Dry needling has had an interesting and fascinating history. It has evolved over the years with on-going heated debates regarding the similarities and differences between acupuncture and dry needling.
Literature on the development of dry needling before the millennium was mainly done by Travell and Simons. As far as we know, Dr Janet Travell coined the term “dry needling” in the 1940s. She, together with David Simons, was the pioneers behind treating myofascial pain using trigger point therapy. With the use of hollow hypodermic needles (a normal syringe) she treated trigger points. She injected different solutions (including corticosteroids, anaesthetics, Botox, etc.) into trigger points but sometimes only used the needle to break up the trigger point without injecting anything. Hence the term “dry needling” was born. In the late 1970s Dr Karel Lewit’s research made major contributions to the technique to prove that the needle itself had an analgesic effect. He used both hypodermic and acupuncture or solid filiform needles. With this research the acupuncture and solid filiform needle was linked to the term dry needling.

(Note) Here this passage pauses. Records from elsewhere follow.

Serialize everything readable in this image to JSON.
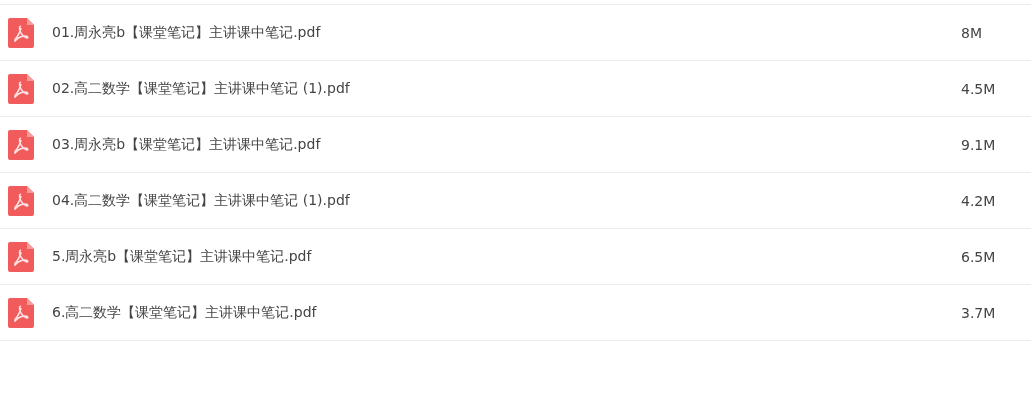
{
  "files": [
    {
      "name": "01.周永亮b【课堂笔记】主讲课中笔记.pdf",
      "size": "8M"
    },
    {
      "name": "02.高二数学【课堂笔记】主讲课中笔记 (1).pdf",
      "size": "4.5M"
    },
    {
      "name": "03.周永亮b【课堂笔记】主讲课中笔记.pdf",
      "size": "9.1M"
    },
    {
      "name": "04.高二数学【课堂笔记】主讲课中笔记 (1).pdf",
      "size": "4.2M"
    },
    {
      "name": "5.周永亮b【课堂笔记】主讲课中笔记.pdf",
      "size": "6.5M"
    },
    {
      "name": "6.高二数学【课堂笔记】主讲课中笔记.pdf",
      "size": "3.7M"
    }
  ]
}
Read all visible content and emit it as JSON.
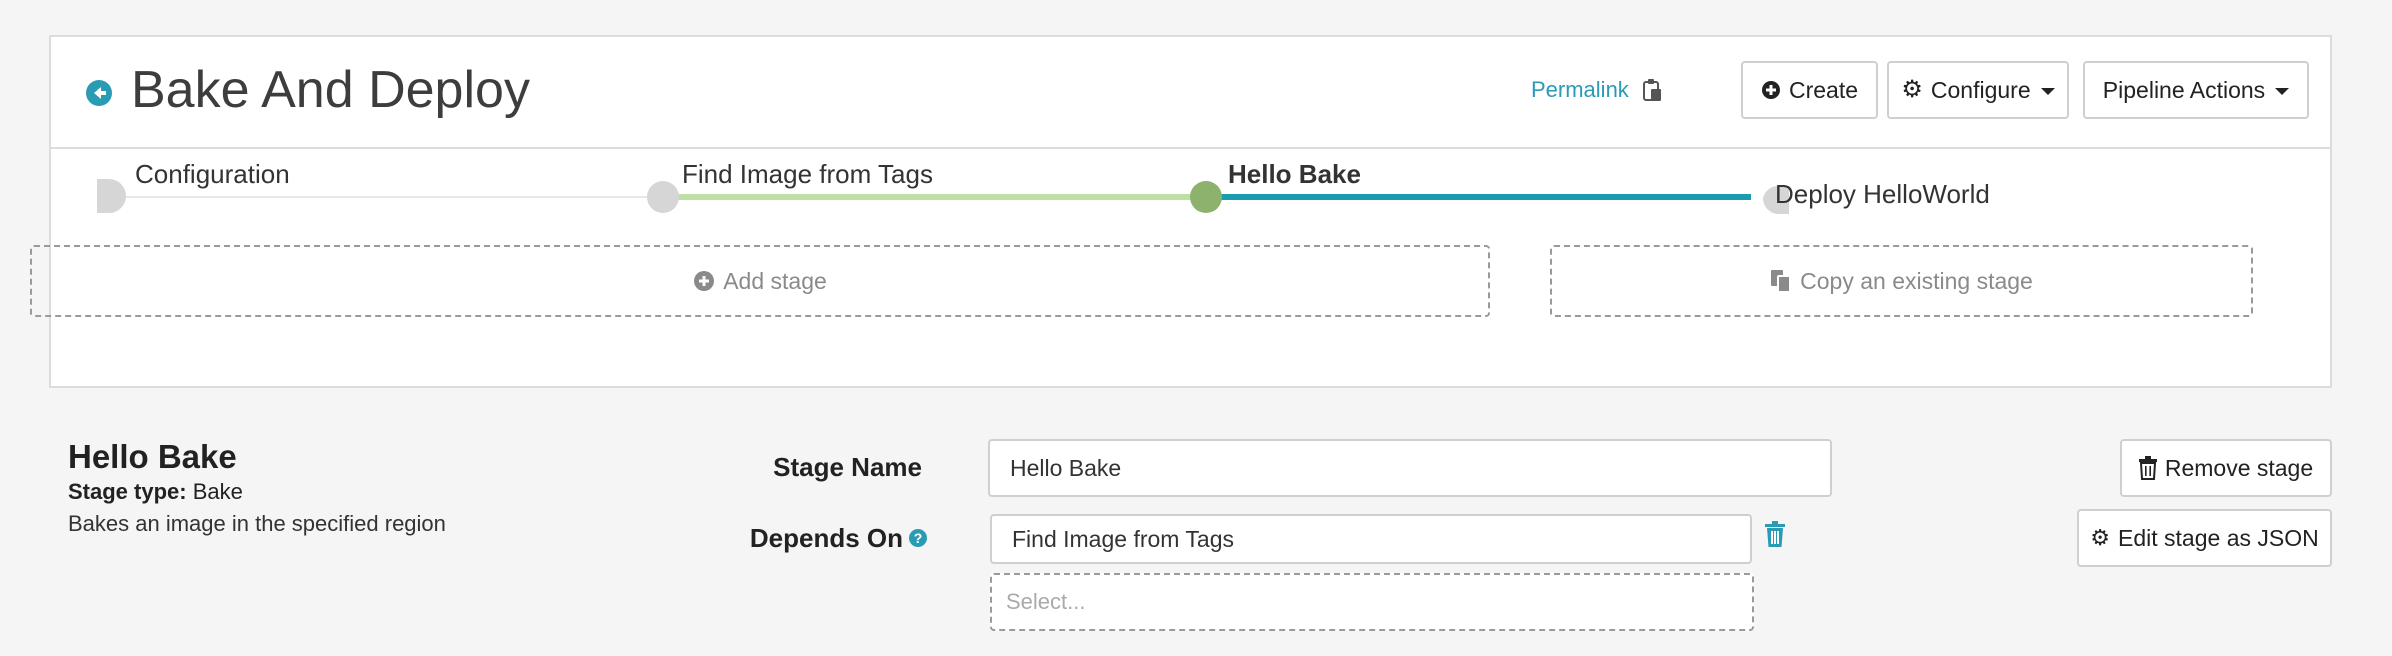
{
  "header": {
    "title": "Bake And Deploy",
    "permalink_label": "Permalink",
    "create_label": "Create",
    "configure_label": "Configure",
    "pipeline_actions_label": "Pipeline Actions"
  },
  "graph": {
    "stages": [
      {
        "label": "Configuration",
        "state": "config"
      },
      {
        "label": "Find Image from Tags",
        "state": "inactive"
      },
      {
        "label": "Hello Bake",
        "state": "active"
      },
      {
        "label": "Deploy HelloWorld",
        "state": "inactive"
      }
    ],
    "add_stage_label": "Add stage",
    "copy_stage_label": "Copy an existing stage"
  },
  "stage": {
    "title": "Hello Bake",
    "type_label": "Stage type:",
    "type_value": "Bake",
    "description": "Bakes an image in the specified region",
    "name_label": "Stage Name",
    "name_value": "Hello Bake",
    "depends_label": "Depends On",
    "depends_value": "Find Image from Tags",
    "select_placeholder": "Select...",
    "remove_label": "Remove stage",
    "edit_json_label": "Edit stage as JSON"
  },
  "colors": {
    "accent": "#2a9bb5",
    "edge_light": "#bfe0a4",
    "node_active": "#8db26e",
    "node_inactive": "#d6d6d6"
  }
}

Today dry needling is a popular modality of choice and it is used by physiotherapists with great effectiveness for the treatment of myofascial trigger points. A solid filiform or acupuncture needle is inserted directly into the trigger point of a skeletal muscle. The aim is to elicit a local twitch response to ultimately create an analgesic effect. This local twitch response is due to fast depolarisation of the muscle fibres of the trigger point with an impressive decrease in pain and dysfunction. Dry needling is a quicker method to treat myofascial trigger points compared to other manual techniques. Dry needling is minimal invasive, carries low risk and it is easy to master in the hand of qualified health care providers. It has been proven that dry needling does not only reduce local and referred pain but also improves range of motion, muscle activation and amends the trigger point chemically.
The ancient acupuncture technique originated 2000 years ago in China. Traditional Chinese medicine explains that health is the result of a harmonious balance of the complementary extremes of “yin” and “yang” of the life force known as “qi,” pronounced “chi.” Illness is said to be the consequence of an imbalance of the forces. Qi is said to flow through meridians, or pathways, in the human body. These meridians and energy flows are accessible through 350 acupuncture points in the body. Inserting needles into these points with appropriate combinations is said to bring the energy flow back into proper balance. There is no scientific proof that the meridians or acupuncture points exist, and it is hard to prove that they either do or do not, but numerous studies suggest that acupuncture works for some conditions. Physiotherapists claiming to perform acupuncture must be registered as acupuncturists or Chinese medicine practitioners.